1. Add all the reagents first, followed by the cell lysates. Do not cross contaminate the wells.
200 mM Tris, pH 8 50 ul
50 mM Li Lactate 50 ul
PMS, INT, NAD 50 ul
2. Add 50 ul sample or control. The assay can be run as an end point assay (wait 5 minutes and read the plate) or kinetic assay based on the microplate reader. Most accurate measurements determine the maximum slope during a kinetic assay.


what is the supernatant? the culture media?


Yep it's IMDM (no phenol red)


I don't understand, the protocol is asking you to add the reagents to cell lysate, but you are using the supernatant for your readings? I'm not sure if that will work.


Indeed, I think in retrospect that is the issue - their protocol is to test efficiency of cell lysis/homogenisation ie there is likely to be a large LDH release and the assay is relatively insensitive. I am trying to show that the treatments on my cells have low levels of cytotoxicity (ie other cellular contents released extracellularly in response to my treatments that I am able to measure are not simply due to membrane rupture and cell lysis). The LDH release is therefore expressed as a % of the release from the same number of fully lysed cells (using HCTA or Triton etc). So technically it should work with the supernatant but as I get almost no OD change even with the positive control (of the fully lysed 10^6 cells ) it suggests to me that the assay is too insensitive to pick up such dilute LDH. Hope that makes sense - I was wondering whether there is a way of altering the concentration of the various chemicals to make the assay more sensitiev and reproducible. (I understand it is a redox reaction involving NAD to NADH).

Thanks Jim

Seems odd that this isn't done more commonly but perhaps a dated assay now - folk at my uni have suggested just buying a kit.

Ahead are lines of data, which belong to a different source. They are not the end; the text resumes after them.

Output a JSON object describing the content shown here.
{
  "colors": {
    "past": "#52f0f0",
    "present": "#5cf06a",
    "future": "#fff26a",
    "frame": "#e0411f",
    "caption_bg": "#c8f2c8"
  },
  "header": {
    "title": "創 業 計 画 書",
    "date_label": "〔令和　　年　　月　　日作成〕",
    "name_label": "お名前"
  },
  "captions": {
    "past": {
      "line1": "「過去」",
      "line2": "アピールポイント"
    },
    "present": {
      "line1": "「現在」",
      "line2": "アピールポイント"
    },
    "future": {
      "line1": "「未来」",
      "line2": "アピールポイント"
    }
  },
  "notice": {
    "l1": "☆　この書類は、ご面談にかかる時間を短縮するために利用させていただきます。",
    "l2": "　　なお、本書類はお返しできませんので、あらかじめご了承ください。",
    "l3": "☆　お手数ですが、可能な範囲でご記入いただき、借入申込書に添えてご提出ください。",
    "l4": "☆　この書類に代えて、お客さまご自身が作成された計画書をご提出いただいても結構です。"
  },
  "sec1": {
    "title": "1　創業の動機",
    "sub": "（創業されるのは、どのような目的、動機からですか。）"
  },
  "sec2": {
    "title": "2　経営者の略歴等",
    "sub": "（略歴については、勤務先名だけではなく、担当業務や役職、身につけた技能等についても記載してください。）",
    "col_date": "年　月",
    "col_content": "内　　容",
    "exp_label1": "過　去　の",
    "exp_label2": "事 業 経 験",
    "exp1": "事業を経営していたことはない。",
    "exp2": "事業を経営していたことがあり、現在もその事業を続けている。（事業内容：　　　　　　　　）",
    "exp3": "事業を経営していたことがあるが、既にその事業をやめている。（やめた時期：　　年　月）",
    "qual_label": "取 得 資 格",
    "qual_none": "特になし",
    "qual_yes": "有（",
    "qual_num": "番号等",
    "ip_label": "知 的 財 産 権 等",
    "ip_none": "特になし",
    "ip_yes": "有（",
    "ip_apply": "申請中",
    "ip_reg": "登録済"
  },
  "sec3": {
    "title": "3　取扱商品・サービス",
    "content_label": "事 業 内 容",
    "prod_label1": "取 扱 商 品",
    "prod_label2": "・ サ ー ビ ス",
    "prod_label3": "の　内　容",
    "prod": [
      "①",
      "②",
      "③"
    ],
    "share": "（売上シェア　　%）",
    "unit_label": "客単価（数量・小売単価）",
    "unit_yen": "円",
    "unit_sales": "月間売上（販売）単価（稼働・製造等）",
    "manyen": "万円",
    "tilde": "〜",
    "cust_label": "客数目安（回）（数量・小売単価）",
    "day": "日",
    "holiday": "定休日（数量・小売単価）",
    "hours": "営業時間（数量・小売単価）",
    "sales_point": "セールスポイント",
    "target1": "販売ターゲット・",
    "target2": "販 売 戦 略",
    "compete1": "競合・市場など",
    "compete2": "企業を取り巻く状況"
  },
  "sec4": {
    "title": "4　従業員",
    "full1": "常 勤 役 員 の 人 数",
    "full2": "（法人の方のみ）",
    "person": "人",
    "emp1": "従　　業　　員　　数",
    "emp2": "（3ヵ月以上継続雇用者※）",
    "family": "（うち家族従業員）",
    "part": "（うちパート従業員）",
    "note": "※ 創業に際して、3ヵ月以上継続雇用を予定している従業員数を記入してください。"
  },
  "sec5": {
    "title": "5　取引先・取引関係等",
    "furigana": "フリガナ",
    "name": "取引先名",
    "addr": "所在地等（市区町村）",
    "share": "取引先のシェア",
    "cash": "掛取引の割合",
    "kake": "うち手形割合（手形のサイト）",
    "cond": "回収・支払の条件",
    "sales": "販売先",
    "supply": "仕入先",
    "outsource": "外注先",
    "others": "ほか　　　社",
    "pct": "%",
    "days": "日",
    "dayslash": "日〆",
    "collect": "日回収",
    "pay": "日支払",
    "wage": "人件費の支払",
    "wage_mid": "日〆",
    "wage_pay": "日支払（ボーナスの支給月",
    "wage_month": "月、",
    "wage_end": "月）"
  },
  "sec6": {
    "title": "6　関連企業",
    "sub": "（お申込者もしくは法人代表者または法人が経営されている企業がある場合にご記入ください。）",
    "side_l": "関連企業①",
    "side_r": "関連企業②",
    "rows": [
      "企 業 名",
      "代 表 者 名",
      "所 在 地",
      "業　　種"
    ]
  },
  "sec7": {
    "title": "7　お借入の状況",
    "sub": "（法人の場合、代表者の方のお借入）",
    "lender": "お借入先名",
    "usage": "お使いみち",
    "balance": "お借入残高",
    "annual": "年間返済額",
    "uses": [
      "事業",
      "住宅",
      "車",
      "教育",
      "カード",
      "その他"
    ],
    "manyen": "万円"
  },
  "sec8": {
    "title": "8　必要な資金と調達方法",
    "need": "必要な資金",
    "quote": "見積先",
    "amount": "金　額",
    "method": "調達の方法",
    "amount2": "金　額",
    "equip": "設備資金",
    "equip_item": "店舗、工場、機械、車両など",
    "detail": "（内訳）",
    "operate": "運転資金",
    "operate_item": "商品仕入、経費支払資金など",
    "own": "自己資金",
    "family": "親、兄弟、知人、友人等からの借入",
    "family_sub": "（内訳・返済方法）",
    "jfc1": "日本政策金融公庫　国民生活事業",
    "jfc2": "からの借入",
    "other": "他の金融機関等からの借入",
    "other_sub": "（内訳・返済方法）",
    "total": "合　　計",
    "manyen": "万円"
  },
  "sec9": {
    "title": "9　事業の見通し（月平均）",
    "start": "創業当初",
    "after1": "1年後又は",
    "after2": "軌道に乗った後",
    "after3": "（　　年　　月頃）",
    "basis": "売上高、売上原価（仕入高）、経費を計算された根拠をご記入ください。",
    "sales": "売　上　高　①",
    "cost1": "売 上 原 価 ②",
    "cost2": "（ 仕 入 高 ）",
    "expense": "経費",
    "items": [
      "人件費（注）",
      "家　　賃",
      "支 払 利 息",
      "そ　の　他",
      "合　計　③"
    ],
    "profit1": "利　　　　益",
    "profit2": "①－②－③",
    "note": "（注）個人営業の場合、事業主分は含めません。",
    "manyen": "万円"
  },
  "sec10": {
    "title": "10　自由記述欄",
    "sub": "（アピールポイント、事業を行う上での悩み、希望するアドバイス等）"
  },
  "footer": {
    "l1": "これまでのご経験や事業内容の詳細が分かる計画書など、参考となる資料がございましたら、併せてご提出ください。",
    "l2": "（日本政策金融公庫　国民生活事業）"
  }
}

you know, i just worry about the volume of the media. if you decide to go ahead with your own method, which is using the media, then you must realize even if you have secretion into media your test should be really sensitive to give you any reading. i mean to me it's like you are using a diluted sample and the machine can't detect anything. i'm not sure about your positive controls though...

i work with a virus. my cells produce the virus and release it into media. if i use the supernatant for reading or other test it won't show much activity, but we centrifuge the media at high speed and purify the virus and run tests on that. but in your case it is more complicated. i hope you understand what im trying to say.


Thanks for the help - it does make sense. It's useful that you are concluding the same thing as me - that the LDH is so dilute that it cannot be picked up in the assay. Yes it is a bit strange that the positive control doesn't work. It's a technique we use loads to test for products like superoxide in the supernatant (via a colorimetric assay) and also for cytokine production but these are picked up by sandwich elisa.

Will investigate the kits, but might have the same problem there!

Thanks Jim


good luck